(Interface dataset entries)

╭──

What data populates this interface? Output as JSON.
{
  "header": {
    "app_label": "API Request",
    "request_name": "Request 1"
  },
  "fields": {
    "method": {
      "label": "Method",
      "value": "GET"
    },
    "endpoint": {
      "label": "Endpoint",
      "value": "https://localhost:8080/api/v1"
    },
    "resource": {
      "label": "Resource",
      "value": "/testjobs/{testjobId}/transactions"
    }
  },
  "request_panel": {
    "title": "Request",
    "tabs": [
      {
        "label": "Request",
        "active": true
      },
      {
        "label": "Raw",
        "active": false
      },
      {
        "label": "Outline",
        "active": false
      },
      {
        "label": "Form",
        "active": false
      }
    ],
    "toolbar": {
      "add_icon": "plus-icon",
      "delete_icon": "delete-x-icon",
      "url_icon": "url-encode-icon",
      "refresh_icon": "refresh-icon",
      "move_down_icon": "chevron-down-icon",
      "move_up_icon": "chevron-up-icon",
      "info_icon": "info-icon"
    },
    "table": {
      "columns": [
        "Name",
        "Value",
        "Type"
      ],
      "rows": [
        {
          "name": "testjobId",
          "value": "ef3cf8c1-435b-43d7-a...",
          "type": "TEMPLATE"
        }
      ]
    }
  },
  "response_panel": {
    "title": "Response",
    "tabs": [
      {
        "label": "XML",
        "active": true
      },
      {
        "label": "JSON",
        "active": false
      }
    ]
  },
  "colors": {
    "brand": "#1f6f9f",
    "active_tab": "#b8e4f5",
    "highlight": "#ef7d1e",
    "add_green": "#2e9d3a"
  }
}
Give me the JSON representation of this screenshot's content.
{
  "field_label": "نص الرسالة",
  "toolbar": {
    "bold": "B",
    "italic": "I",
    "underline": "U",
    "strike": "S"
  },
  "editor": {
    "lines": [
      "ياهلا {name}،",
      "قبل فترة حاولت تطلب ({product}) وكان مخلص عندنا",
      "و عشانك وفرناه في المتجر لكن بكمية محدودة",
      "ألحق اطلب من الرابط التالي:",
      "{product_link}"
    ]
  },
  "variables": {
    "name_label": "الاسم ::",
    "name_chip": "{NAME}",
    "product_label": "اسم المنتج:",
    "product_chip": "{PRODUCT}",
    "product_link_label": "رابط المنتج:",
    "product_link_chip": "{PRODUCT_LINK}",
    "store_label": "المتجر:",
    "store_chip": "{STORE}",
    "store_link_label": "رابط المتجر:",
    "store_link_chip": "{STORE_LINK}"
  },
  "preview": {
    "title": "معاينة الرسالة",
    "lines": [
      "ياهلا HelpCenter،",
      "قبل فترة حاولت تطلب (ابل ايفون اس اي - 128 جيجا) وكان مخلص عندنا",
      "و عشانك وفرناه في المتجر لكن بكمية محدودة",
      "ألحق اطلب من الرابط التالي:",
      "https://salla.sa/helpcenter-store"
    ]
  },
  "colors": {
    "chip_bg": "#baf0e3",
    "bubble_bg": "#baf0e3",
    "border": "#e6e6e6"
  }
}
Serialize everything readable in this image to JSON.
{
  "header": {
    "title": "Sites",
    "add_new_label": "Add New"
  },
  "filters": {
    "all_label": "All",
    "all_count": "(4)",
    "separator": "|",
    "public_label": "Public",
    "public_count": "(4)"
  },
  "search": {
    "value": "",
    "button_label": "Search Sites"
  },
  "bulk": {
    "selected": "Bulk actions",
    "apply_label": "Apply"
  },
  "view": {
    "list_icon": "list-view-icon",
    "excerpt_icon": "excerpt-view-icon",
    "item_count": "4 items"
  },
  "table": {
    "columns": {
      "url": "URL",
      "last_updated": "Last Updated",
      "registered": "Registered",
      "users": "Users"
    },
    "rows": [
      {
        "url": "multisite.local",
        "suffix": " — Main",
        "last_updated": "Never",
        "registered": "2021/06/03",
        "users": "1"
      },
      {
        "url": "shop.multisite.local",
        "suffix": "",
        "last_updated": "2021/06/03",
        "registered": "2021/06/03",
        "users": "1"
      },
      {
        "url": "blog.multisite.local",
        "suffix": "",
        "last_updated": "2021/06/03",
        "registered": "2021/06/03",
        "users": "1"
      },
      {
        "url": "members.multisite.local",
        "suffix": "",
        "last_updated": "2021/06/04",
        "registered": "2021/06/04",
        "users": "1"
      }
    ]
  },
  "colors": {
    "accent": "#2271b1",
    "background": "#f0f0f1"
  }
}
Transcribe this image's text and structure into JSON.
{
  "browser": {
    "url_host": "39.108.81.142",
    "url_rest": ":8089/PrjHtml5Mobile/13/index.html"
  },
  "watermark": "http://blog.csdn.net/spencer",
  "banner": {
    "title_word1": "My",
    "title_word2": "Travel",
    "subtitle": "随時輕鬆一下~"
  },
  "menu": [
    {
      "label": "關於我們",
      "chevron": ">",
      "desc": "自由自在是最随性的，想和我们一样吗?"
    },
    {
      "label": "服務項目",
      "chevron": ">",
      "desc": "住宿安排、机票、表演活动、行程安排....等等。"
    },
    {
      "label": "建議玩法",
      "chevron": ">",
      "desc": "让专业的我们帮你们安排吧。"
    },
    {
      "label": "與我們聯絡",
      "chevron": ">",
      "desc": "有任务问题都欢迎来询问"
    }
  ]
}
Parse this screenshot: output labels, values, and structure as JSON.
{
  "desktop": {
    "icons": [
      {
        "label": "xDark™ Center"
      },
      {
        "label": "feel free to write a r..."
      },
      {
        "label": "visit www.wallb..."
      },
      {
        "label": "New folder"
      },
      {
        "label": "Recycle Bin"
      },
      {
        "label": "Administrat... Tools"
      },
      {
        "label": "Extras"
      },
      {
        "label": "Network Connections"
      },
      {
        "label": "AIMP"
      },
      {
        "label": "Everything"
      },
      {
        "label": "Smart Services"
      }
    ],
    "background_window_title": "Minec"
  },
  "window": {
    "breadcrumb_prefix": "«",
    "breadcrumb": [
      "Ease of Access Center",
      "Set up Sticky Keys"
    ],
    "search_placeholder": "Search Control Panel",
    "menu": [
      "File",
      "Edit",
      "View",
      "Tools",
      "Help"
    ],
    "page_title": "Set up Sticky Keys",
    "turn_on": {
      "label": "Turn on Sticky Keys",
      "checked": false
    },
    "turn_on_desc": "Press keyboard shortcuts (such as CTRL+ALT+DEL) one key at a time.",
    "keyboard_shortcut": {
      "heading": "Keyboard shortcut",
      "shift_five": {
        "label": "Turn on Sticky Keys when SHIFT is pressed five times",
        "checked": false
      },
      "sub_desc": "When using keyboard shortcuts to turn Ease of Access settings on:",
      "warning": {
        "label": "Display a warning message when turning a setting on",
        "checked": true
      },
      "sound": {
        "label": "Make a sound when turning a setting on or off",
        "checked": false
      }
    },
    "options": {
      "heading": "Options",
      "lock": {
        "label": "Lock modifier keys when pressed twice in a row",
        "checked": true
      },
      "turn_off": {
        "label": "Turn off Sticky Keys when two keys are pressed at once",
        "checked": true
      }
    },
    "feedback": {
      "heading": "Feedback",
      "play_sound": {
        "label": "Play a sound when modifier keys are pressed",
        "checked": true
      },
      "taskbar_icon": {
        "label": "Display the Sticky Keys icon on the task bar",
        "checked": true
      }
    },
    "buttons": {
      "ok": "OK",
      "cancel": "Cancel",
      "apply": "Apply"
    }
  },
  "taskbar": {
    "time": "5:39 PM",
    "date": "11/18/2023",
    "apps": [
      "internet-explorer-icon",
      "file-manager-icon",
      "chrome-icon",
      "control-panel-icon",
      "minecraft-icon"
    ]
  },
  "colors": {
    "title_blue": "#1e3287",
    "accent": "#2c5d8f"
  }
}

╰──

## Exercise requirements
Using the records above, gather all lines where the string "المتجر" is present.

## Your response
      "و عشانك وفرناه في المتجر لكن بكمية محدودة",
    "store_label": "المتجر:",
    "store_link_label": "رابط المتجر:",
      "و عشانك وفرناه في المتجر لكن بكمية محدودة",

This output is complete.